I decided that I needed to do this this evening and as I expected, where I had lived was gone without a trace. I was overcome with a sense of grief and took a few moments to collect myself. Though I was prepared intellectually for this for a very long time, in the face of such a massive confrontation that what of my past was no longer there was heart breaking, especially in view of all else I have lost in the last week. I wish I could say I enjoyed my dinner, and on some superficial level I did. The profound sense of loss was overwhelming and it took a few minutes to pull it together and go have dinner. I wish I could say I enjoyed eating at Buffalo Phil’s, a chicken wing place, that evening, but that wouldn’t be truthful.I was just too upset and it was all I could do to keep from crying.
The next day, I took Patty with me to see the destruction and support me in the sense of loss that I felt. I felt waves of grief when I saw what had happened again and knowing that it was only by God's grace that this had not happened to me the night I was living in that apartment. She suggested that I take home a brick from what was left and a piece of wood that was lying there in the ruins. I found the brick lying on the spot where I had lived along with a piece of wood that was weathered and twisted. It means nothing to no one else but it is a symbol of my life there in that spot which does not exist there anymore.
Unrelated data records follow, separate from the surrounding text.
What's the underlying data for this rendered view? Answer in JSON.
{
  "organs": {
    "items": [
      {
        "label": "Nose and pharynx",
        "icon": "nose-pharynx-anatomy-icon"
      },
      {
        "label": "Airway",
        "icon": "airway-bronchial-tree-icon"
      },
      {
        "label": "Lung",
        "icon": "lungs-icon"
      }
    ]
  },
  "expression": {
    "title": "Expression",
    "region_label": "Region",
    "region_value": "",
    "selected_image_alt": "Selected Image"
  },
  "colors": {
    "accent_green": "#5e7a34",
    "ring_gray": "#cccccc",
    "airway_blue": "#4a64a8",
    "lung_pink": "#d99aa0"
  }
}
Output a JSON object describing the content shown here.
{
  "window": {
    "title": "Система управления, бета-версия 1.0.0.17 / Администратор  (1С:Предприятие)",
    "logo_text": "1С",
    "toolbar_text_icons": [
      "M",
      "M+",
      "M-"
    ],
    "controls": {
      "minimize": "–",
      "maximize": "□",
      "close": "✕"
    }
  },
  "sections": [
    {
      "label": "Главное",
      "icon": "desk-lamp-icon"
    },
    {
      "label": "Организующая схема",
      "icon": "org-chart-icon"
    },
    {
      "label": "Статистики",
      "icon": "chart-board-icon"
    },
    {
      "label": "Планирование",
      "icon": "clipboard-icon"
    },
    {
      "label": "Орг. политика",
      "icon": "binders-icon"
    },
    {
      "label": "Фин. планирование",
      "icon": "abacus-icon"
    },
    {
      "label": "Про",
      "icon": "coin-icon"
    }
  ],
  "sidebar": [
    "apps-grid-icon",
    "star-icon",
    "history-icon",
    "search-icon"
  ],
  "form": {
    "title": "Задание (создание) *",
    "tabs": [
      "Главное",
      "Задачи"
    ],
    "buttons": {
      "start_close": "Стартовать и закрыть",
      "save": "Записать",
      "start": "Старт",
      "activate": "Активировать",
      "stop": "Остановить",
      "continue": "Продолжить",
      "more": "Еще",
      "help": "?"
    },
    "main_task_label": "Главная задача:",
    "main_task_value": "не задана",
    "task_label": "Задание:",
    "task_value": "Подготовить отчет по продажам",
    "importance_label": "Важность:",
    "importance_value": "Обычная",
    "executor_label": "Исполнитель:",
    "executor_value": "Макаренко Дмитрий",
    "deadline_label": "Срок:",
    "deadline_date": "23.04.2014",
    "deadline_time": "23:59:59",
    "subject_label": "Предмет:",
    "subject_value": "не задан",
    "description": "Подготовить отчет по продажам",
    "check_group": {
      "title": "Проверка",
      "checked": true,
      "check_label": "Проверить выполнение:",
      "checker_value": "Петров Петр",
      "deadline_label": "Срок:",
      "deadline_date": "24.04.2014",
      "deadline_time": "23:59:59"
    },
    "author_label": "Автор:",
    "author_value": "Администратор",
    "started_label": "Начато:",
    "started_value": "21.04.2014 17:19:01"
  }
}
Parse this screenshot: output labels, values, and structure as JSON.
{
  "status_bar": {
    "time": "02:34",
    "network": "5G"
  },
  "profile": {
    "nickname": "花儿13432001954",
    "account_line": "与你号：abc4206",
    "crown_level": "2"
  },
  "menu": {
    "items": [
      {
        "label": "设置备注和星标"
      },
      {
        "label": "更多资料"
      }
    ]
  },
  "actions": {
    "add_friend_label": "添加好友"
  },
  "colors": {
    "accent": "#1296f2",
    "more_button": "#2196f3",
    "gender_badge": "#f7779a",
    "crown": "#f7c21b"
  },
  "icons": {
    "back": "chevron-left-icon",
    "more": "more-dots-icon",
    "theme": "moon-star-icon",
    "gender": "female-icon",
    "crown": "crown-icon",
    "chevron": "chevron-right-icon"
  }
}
Still, I am glad to be here and have found a reawakening of my spiritual progression after having been feeling like my spiritual life has been on a plateau since my father died a year ago this past Christmastide. I have so much more to write about this and look forward to conveying my experience in spending an evening and a morning with Thomas Moore in Birmingham.